------ MATERIAL TO PROCESS
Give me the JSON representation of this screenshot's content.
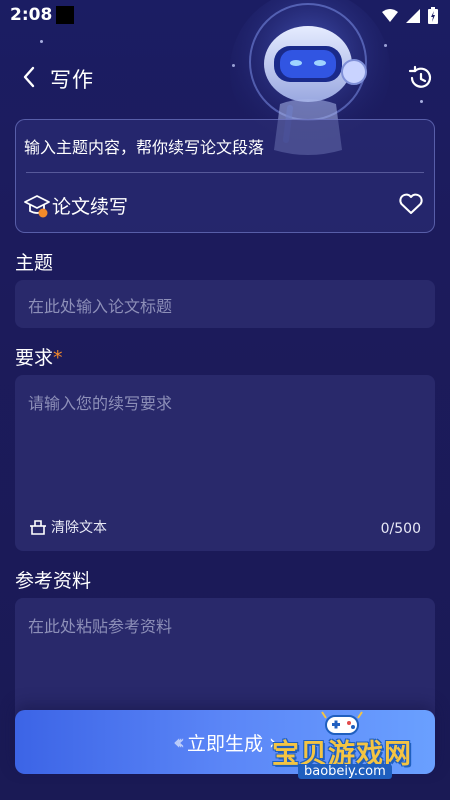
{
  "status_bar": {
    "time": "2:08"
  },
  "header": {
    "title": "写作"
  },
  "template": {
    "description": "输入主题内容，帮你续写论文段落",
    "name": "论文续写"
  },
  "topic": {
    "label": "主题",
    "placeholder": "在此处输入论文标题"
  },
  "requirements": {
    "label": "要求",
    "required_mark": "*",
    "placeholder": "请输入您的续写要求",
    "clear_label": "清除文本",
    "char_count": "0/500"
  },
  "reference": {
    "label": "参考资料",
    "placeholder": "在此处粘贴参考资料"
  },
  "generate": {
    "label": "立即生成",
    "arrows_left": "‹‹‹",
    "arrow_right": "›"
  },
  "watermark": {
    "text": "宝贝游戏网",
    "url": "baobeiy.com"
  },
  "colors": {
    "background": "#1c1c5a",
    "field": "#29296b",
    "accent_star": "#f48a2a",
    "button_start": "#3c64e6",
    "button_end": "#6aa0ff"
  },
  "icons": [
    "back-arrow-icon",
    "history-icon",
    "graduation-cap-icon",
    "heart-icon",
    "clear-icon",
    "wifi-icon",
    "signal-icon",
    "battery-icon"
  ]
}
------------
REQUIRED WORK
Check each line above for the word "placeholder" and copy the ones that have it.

SOLUTION TO THE PROBLEM
    "placeholder": "在此处输入论文标题"
    "placeholder": "请输入您的续写要求",
    "placeholder": "在此处粘贴参考资料"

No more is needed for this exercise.